You know those lists, like "Must-Read Books on Computer Science". What would I put on the list? I realized ...

I don't recommend flat-out the same to anyone, and I often recommend articles you can find on the web, rather than books.

Recommendations are personal

I find that when I recommend a book or an article to someone, it's often after an hour-long discussion about nothing and everything. I could make notes whenever that happens and then make a list of reads I recommend most often, but really the fact is that every bit of new information needs to pick you up where you are. Depending on the questions I hear you dealing with in your path to enlightenment, I might recommend the Pragmatic Programmer, the Art of Computer Programming, or Dilbert.

This is also why the list is not a pure list but comes with comments and classification.

Small is to the point

When a recommendation blooms out of a discussion like that, there's a difference between recommending the Pragmatic Programmer and Joel's Unicode Advice (the actual title is too long for quoting).

The Pragmatic Programmer is a classic that, while a bit dusty after almost 20 years, probably won't go out of fashion soon. It also is a big list of things that individually apply to specific situations. Yes, it's generally true that you should Use a Single Editor Well, but I think it's hard to start that and Separate Views from Models at the same time. I believe in breaking the learning curve down into small steps. Therefore at some point, when I feel that you already know about 1/3 of pragmatic programming, I'll recommend the book; but I'd rather be able to recommend a single article without ever inducing the hurdle of buying a whole book for just one article, or then feeling guilty if you don't read the book front-to-back.

Joel's advice is different: When I see someone struggling with encodings, I'll point them there. (Actually I'll now point them somewhere else, see below.)

Of course articles on the web have another thing going for them: I can email you the link and you can start reading immediately.

To the point, really?

To what point? When I started compiling this list, I looked at the articles again. I noticed I still like pointing to these articles a lot because the authors are much better prepared to write about this stuff than I am, and the articles are really good. Still I found that some of them didn't really fit my requirement of bringing quick relief to someone who is missing a basic understanding of some area of computer science. I'll just put those next to my new recommendation.

My list

I present here a list of articles that I recommend in certain situations. I'll have to write some of them myself unless I find something that's more fitting – more easily digestible or more practical, respectively.

Numbers in computers

What Every Computer Scientist Should Know About Floating-Point Arithmetic

Practical details may be found in the Wikipedia article about IEEE 754.

Characters and encodings

So this is the classic: Joel's unicode advice (the real title is still too long for this list)

But this one has a lot of beautiful, practical illustrations about what the problem actually is: David's unicode illustration (also comes with a long title)

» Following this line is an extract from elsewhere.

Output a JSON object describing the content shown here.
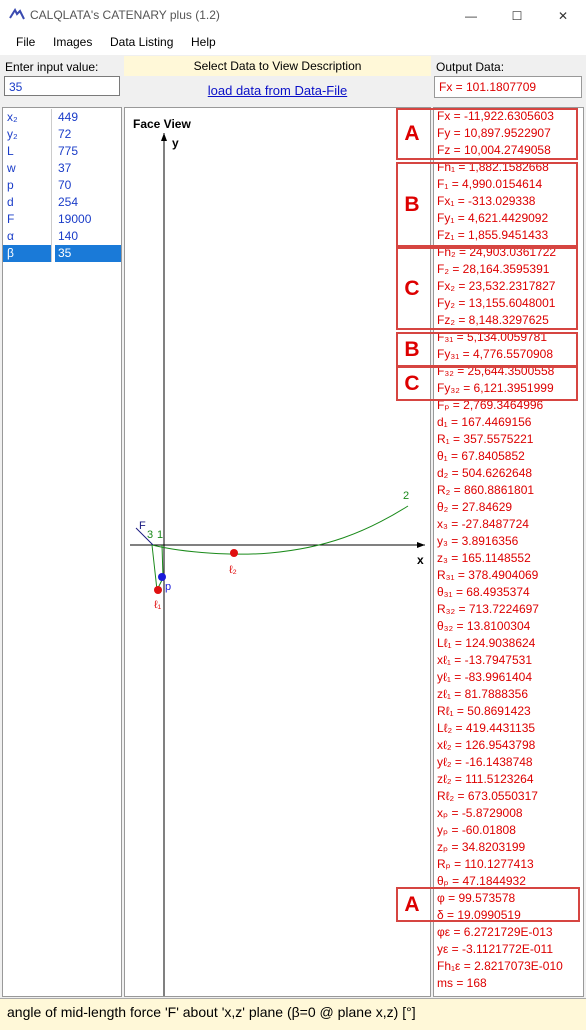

tl;dr: You don't need to be able to read kanji, just always know your encoding. In order to do that, read the documentation to your language and find the ways of reading and writing files with a specific encoding (never guess or hope, always know), and how to convert from one to the other. Then whenever you do need to convert from one encoding to another, decide what to do with characters that can occur in the first and can't be encoded in the other: drop, replace with a dummy, escape, or complain.

Database Maintenance

When you find yourself managing a database-based application that is likely to change in the future, heed this classic advice by Alex Papadimoulis: Database Changes Done Right

tl;dr: The data belongs to the organization, not to the application.

The only excuse not to understand this is when you really, definitely are working on a one-off thing.

Here's a more more detailed concept.


Off course: Kent Beck's classic book "Test Driven Development".

While you are climbing the learning curve, you might like to take a breather on a landing. Try coding to pre-existing tests at

After you've learned writing code to tests and seen some tests, you can practice writing your own tests: Try it several ways with a kata or another.

Instead of Design Patterns

In order to learn about Design Patterns, read Martin Fowler's classic book "Refactoring" because.

Pair programming

Read the Wikipedia article for a definition. That definition includes the "driver and navigator" mode. I find this misleading – you might think that we pull straws in the morning to find out who's what for the day. We don't.

For one, even when the roles are visible, it's good practice to allow them to flip any moment – whenever the driver gets stuck and the navigator has an idea, let her take over. That's an important benefit of adding experience from two minds together.

Furthermore, in a Code Retreat, you can try out different modes of pair programming. Try ping-pong, or silent pairing! It's a lot of fun!

Now you may think you know how it works, but you haven't really understood until you have thought through all the levels of adapting your infrastructure to the concept.

Then take it up a notch.

Also remember that software development is not just programming – I cherish the memory of many a mob whiteboard session.

Maybe I'm open to this because we used to do it all the time at uni, and because I'm also a pilot: every Cessna is equipped with two sets of yoke and pedals. Pilot training encourages reflection and peer review. We now have two keyboards and mice on every workstation.

Free-floating nuggets

This is instructional about why PHP sucks, what could be properties of good design, and how to (not) lead a discussion like that – or just a classic fun, perhaps slightly disturbing, read: Fractal of Bad Design

jan 2017-09-18